I'm still trying to get my mind around some of the complexities here. The combination of primary property ownership and rights of access in covenants and existing leaseholders are confusing me. Fascinating and full of potential but confusing. (See map).

While the City-mandated study area is quite rightly the entire waterfront area between the Snuneymuxw lands and the Gabriola Ferry (some say a at-least-broad-brush-stroke study should have been done as part of the 2008 Downtown Urban Design Plan and Guidelines), it's the City, Port and Provincial Crown lands north of the trestle bridge that hold short and medium term potential for redevelopment. Do I have that about right? And the redevelopment of this portion will require a shared vision with the Island Corridor Foundation and the Port Authority and will impact the existing leaseholders. Seaspan's right of access through the site holds the key to moving to the next step if I'm not mistaken. And in case this was all starting to look pretty simple, there is a memorandum of agreement between the City and the Regional District to locate a "transit hub" here. What exactly is meant by a "transit hub" in a sprawling City with a commercial highway running through its downtown scares the bejesus out of me. I see examples elsewhere of transit interconnections by design creating prosperous successful human scale urban "place". Time for an indication that we have some idea of how to do that here.

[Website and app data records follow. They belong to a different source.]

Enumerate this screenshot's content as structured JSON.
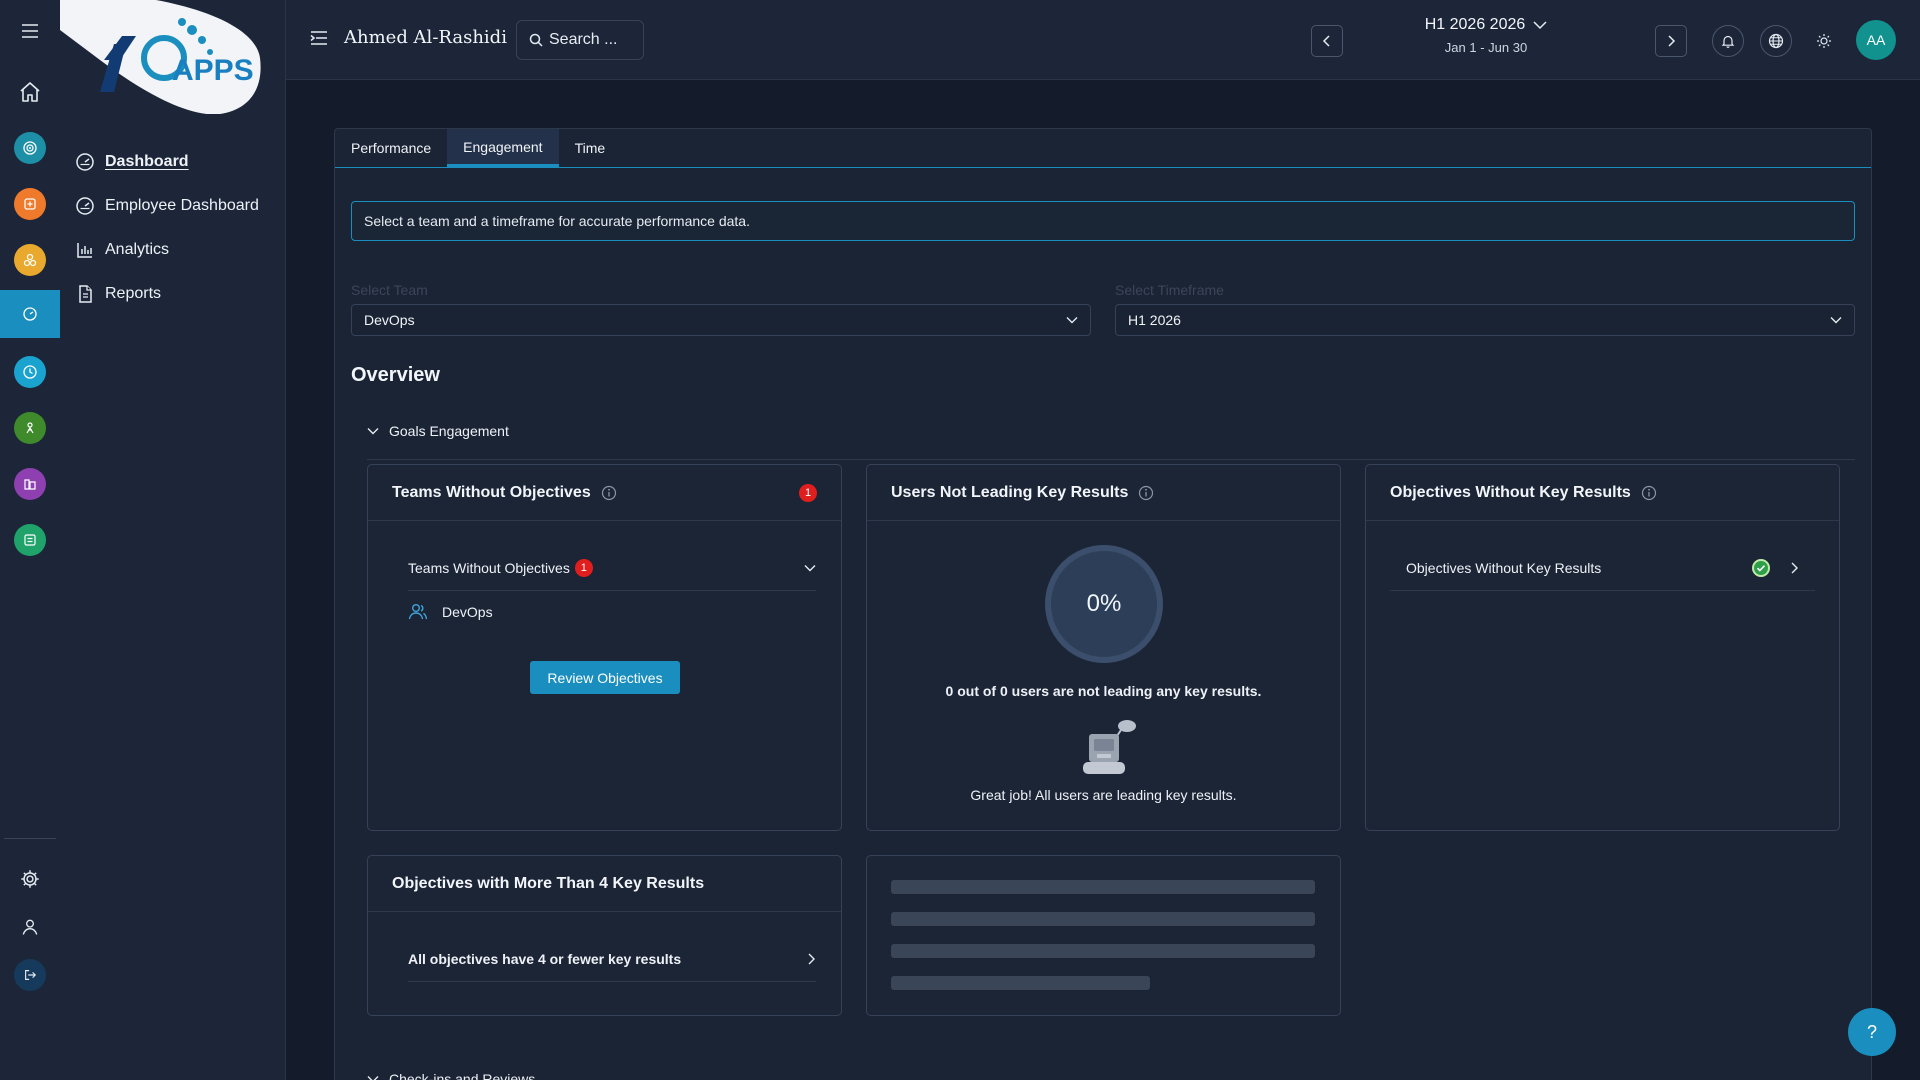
{
  "brand": {
    "logo_text": "APPS",
    "colors": {
      "accent": "#1a8fbf",
      "background": "#141c2b",
      "panel": "#1c2638",
      "badge": "#e01e1e",
      "avatar": "#12928f"
    }
  },
  "rail": {
    "items": [
      {
        "name": "menu-icon"
      },
      {
        "name": "home-icon"
      },
      {
        "name": "objectives-app-icon",
        "color": "#1d8fa6"
      },
      {
        "name": "tasks-app-icon",
        "color": "#f07a2b"
      },
      {
        "name": "recognition-app-icon",
        "color": "#e8a92e"
      },
      {
        "name": "dashboard-app-icon",
        "color": "#1a8fbf",
        "active": true
      },
      {
        "name": "time-app-icon",
        "color": "#1aa3cf"
      },
      {
        "name": "wellbeing-app-icon",
        "color": "#3f8a2a"
      },
      {
        "name": "learning-app-icon",
        "color": "#8e3fb0"
      },
      {
        "name": "surveys-app-icon",
        "color": "#1fa36a"
      }
    ],
    "bottom": [
      "settings-icon",
      "user-icon",
      "logout-icon"
    ]
  },
  "sidenav": {
    "items": [
      {
        "label": "Dashboard",
        "icon": "gauge-icon",
        "active": true
      },
      {
        "label": "Employee Dashboard",
        "icon": "gauge-icon"
      },
      {
        "label": "Analytics",
        "icon": "bar-chart-icon"
      },
      {
        "label": "Reports",
        "icon": "document-icon"
      }
    ]
  },
  "header": {
    "user_name": "Ahmed Al-Rashidi",
    "search_placeholder": "Search ...",
    "period_title": "H1 2026 2026",
    "period_range": "Jan 1 - Jun 30",
    "avatar_initials": "AA"
  },
  "tabs": [
    {
      "label": "Performance"
    },
    {
      "label": "Engagement",
      "active": true
    },
    {
      "label": "Time"
    }
  ],
  "info_message": "Select a team and a timeframe for accurate performance data.",
  "filters": {
    "team": {
      "label": "Select Team",
      "value": "DevOps"
    },
    "timeframe": {
      "label": "Select Timeframe",
      "value": "H1 2026"
    }
  },
  "overview_title": "Overview",
  "sections": {
    "goals_engagement": "Goals Engagement",
    "checkins": "Check-ins and Reviews"
  },
  "cards": {
    "teams_without_objectives": {
      "title": "Teams Without Objectives",
      "badge": "1",
      "row_label": "Teams Without Objectives",
      "row_badge": "1",
      "team": "DevOps",
      "button": "Review Objectives"
    },
    "users_not_leading": {
      "title": "Users Not Leading Key Results",
      "percent": 0,
      "percent_label": "0%",
      "summary": "0 out of 0 users are not leading any key results.",
      "message": "Great job! All users are leading key results."
    },
    "objectives_without_kr": {
      "title": "Objectives Without Key Results",
      "row_label": "Objectives Without Key Results",
      "status": "check-icon"
    },
    "objectives_more_than_4": {
      "title": "Objectives with More Than 4 Key Results",
      "row_label": "All objectives have 4 or fewer key results"
    }
  },
  "help_label": "?"
}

My initial focus will be the Esplanade and north waterfront connections. Key I think is identifying the characteristics and purpose of "precinct" here. Central is public space. Waterfront access is a primary opportunity of course but there's the chance to do something so much better than just a sea wall. Connected public squares and plazas connecting both at and to the waterfront and through the site. Connected and integrated. This is in general not something Nanaimo has done well. In terms of primary use, Nanaimo has long needed a downtown satellite campus of Vancouver Island University. As Gordon Price has pointed out one of the our biggest urban planning mistakes has been the remote isolated locations of university campuses.

A public sector education and training cluster here (ideally including the SFN) integrated with a convenient modern transit system (passenger ferry, light rail, inter city bus all included) holds much promise seems to me.

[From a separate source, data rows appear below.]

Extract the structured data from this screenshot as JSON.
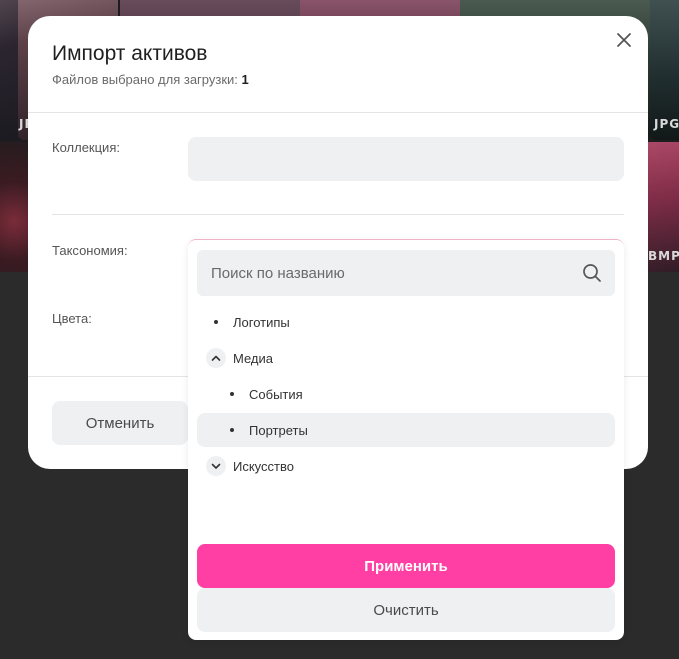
{
  "background": {
    "tile_labels": [
      "JPG",
      "JPG",
      "BMP"
    ]
  },
  "modal": {
    "title": "Импорт активов",
    "subtitle_prefix": "Файлов выбрано для загрузки:",
    "subtitle_count": "1",
    "fields": {
      "collection_label": "Коллекция:",
      "taxonomy_label": "Таксономия:",
      "colors_label": "Цвета:"
    },
    "cancel_label": "Отменить"
  },
  "dropdown": {
    "search_placeholder": "Поиск по названию",
    "items": [
      {
        "label": "Логотипы",
        "level": 0,
        "type": "leaf",
        "selected": false
      },
      {
        "label": "Медиа",
        "level": 0,
        "type": "expanded",
        "selected": false
      },
      {
        "label": "События",
        "level": 1,
        "type": "leaf",
        "selected": false
      },
      {
        "label": "Портреты",
        "level": 1,
        "type": "leaf",
        "selected": true
      },
      {
        "label": "Искусство",
        "level": 0,
        "type": "collapsed",
        "selected": false
      }
    ],
    "apply_label": "Применить",
    "clear_label": "Очистить"
  },
  "colors": {
    "accent": "#ff3fa4",
    "field_bg": "#eef0f2",
    "overlay": "#2b2b2b"
  }
}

Meanwhile I'm re-reading Ken Greenberg's Walking Home about his experiences over his career working on many sites not unlike this one and close with this thought —

Who will break it to Nanaimoites that for any potential to be realized here there will be virtually no surface parking?

Frank Murphy
Selby St Nanaimo

Monday, October 7, 2013

From On the Commons
The Fall and Rise of Great Public Spaces

Opponents of Copenhagen’s first pedestrian street warned that people would abandon the area if cars were removed; now it’s the pulsing heart of the city. (Photo courtesy of Gehl Architects.) 

It’s a dark and wintry night in Copenhagen, and the streets are bustling. The temperature stands above freezing, but winds blow hard enough to knock down a good share of the bicycles parked all around. Scandinavians are notorious for their stolid reserve, but it’s all smiles and animated conversation here as people of many ages and affiliations stroll through the city center on a Thursday evening. Read more: 
The Fall and Rise of Great Public Spaces | On the Commons

Lewis Villegas on Oakridge —
"density without urbanism will add
sprawl and congestion"

Oakridge—Vancouver’s best suburban mall—is proposing towers in a BIG way. Adding density without urbanism will add sprawl and congestion. A subway stop by itself is not enough reason for towers. Oakridge neighbourhood lacks the mixture, number and quality of services and jobs available downtown in the only urban zone we have in the region. This is towerization at its worst! And the mistake is being repeated at Gateway minutes south on the Canada Line and elsewhere along our transit spines. Read more: The Towerization of NO-akridge | lewisnvillegas

Friday, October 4, 2013